Hiving is about opening up space with light, making it large, flexible and multi-use, so that people can do their own thing while still in connection with each other. In this layout from Ikea, a child can be doing homework while dad cooks and mom chats or watches television.


village of brooklin west

Another big multi-purpose space is shown in this file photo from a model home at Village of Brooklin West.

“Take advantage of the current trend away from single-purpose rooms toward larger, more multipurpose rooms.”

Remember when we “cocooned” in our houses? That meant that the PJs and slippers came out the moment the door closed, and we temporarily “escaped” from the big world outside, and hung out in our soft, cushy, homes instead.

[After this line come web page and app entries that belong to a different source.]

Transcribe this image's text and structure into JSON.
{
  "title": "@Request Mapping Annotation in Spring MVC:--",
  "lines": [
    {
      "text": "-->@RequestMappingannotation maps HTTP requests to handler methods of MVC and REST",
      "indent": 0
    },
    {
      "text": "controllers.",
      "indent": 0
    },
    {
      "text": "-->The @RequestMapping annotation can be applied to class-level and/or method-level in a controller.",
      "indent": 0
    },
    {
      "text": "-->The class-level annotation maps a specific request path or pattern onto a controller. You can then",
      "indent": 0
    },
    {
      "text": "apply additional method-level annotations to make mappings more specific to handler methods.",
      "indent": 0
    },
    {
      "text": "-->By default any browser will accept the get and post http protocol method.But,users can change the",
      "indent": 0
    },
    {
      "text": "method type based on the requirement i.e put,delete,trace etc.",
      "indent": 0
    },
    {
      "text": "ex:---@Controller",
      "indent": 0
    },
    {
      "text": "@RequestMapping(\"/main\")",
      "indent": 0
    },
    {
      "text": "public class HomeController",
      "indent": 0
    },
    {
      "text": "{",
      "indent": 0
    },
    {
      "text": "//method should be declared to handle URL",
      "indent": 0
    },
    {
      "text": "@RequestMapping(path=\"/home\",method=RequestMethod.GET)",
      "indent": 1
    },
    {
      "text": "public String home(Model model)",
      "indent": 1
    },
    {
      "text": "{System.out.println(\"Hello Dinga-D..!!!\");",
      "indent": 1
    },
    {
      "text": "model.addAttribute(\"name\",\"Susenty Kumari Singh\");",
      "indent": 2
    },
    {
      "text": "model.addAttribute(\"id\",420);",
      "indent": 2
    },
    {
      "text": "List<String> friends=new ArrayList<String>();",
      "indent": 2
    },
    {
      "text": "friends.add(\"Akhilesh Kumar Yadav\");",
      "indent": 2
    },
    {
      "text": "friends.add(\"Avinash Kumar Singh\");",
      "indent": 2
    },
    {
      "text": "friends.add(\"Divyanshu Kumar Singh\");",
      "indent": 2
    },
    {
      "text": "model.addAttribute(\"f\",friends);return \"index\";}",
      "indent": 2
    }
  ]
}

Cultural experts say “cocooning” was a larger societal trend that began years ago and is already fading away, but the design team sees evidence of it every winter — it looks like human hibernation to us. And with spring around the corner, we’re all starting to think about digging out of our burrows and stepping into the sunlight.

To welcome the coming season, we could try embracing the more current trends — called “hiving” by those same experts. It means we open our homes to family and the larger community rather than by concentrating on living in a warm cocoon in our homes. Its name suggests that, like a beehive, our homes will once again be “buzzing” with social activities and work; because we’ve become much more interested in engaging and interacting with other people in our homes.

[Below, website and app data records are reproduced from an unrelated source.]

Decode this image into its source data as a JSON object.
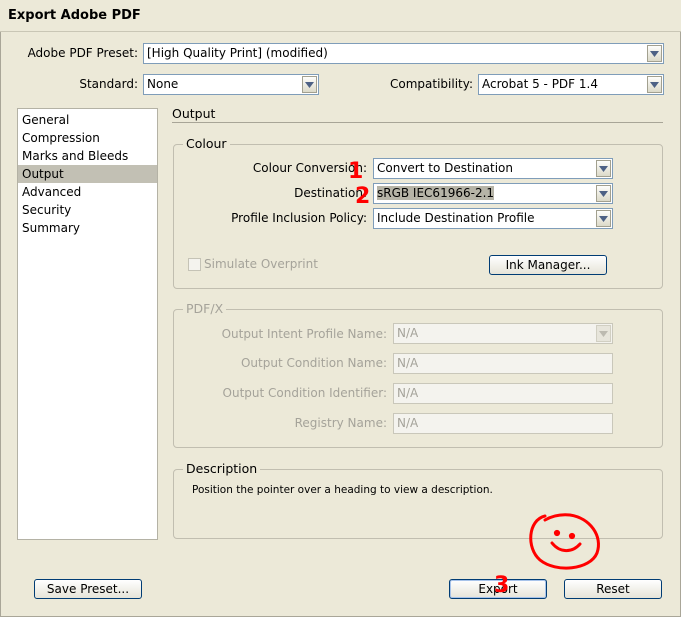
{
  "window": {
    "title": "Export Adobe PDF"
  },
  "preset": {
    "label": "Adobe PDF Preset:",
    "value": "[High Quality Print] (modified)"
  },
  "standard": {
    "label": "Standard:",
    "value": "None"
  },
  "compatibility": {
    "label": "Compatibility:",
    "value": "Acrobat 5 - PDF 1.4"
  },
  "sidebar": {
    "items": [
      {
        "label": "General"
      },
      {
        "label": "Compression"
      },
      {
        "label": "Marks and Bleeds"
      },
      {
        "label": "Output",
        "active": true
      },
      {
        "label": "Advanced"
      },
      {
        "label": "Security"
      },
      {
        "label": "Summary"
      }
    ]
  },
  "main": {
    "heading": "Output",
    "colour": {
      "title": "Colour",
      "conversion_label": "Colour Conversion:",
      "conversion_value": "Convert to Destination",
      "destination_label": "Destination:",
      "destination_value": "sRGB IEC61966-2.1",
      "policy_label": "Profile Inclusion Policy:",
      "policy_value": "Include Destination Profile",
      "simulate_overprint_label": "Simulate Overprint",
      "ink_manager_label": "Ink Manager..."
    },
    "pdfx": {
      "title": "PDF/X",
      "intent_label": "Output Intent Profile Name:",
      "intent_value": "N/A",
      "condition_name_label": "Output Condition Name:",
      "condition_name_value": "N/A",
      "condition_id_label": "Output Condition Identifier:",
      "condition_id_value": "N/A",
      "registry_label": "Registry Name:",
      "registry_value": "N/A"
    },
    "description": {
      "title": "Description",
      "text": "Position the pointer over a heading to view a description."
    }
  },
  "buttons": {
    "save_preset": "Save Preset...",
    "export": "Export",
    "reset": "Reset"
  },
  "annotations": {
    "marker_1": "1",
    "marker_2": "2",
    "marker_3": "3",
    "color": "#ff0000"
  }
}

For example, instead of going out for entertainment, we may consider bringing musicians into our home.

If our work allows flexibility, we might consider holding breakfast meetings with our colleagues at our house. Or we may invite the neighbours for a working session on how to help improve the neighbourhood.

While we might not want to make huge changes in the way we live, we may want to change the mood in our households from slumbering to at least waking and coherent and friendly to other human beings. That can be helped along by making some changes in the way we decorate and especially in the way we divide space.

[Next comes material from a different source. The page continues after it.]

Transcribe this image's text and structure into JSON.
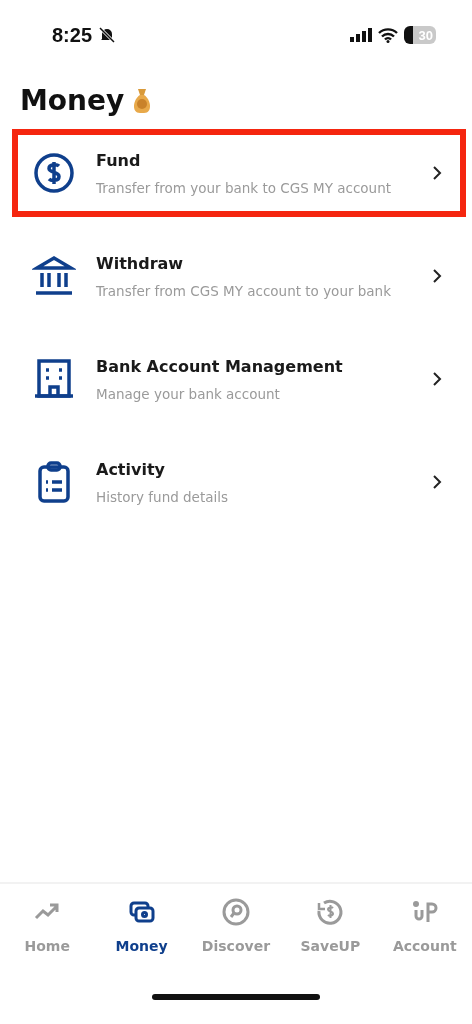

For example, while cocooning was all about using soothing, quiet colours, plush finishes, deep sofas and loads of pillows upon which to lounge, relax and escape; hiving is more about energy and flexibility. Hive decor includes livelier colours, cleaner lines and less fussy fabrics. Flowers also bring in the spring. Clutter is definitely “out,” and large, flexible, well-organized, multi-purpose spaces are “in.”

We are seeing fewer items in larger, multi-purpose spaces, from furniture to appliances to decorations, but those that we have are better quality, more attractive, and integrate seamlessly into a space.

For example, fridges with glass doors can be so good-looking, you won’t worry about putting them in a space also used for entertaining.

If you are lucky enough to be designing a new home or redesigning an old one, you might be able to take advantage of the current trend away from single-purpose rooms, toward larger, more multi-purpose rooms.

For example, think about laundry facilities in a playroom, or a kitchen with laundry and home office incorporated. Or a family room with a computer station, library, and an entertainment centre. We’re excited about the possibilities because traditional “room” definitions can change!

In addition, in these wide, open spaces, furniture can be easily moved and reconfigured to adjust to social or work needs as they arise.

Wall borders are out, and in their place, we see either no walls, or glass partitions that let the light shine through and impart a sense of connection to family members and visitors in your house.

With all these big exciting ideas on changes in the way we live in our homes, it is fun to contemplate how you might try to integrate them into your living space.

At the very least, concentrate on the many ways to slowly start waking up your slumbering “cocooning” household and preparing it for the increasing buzz of busyness as spring approaches.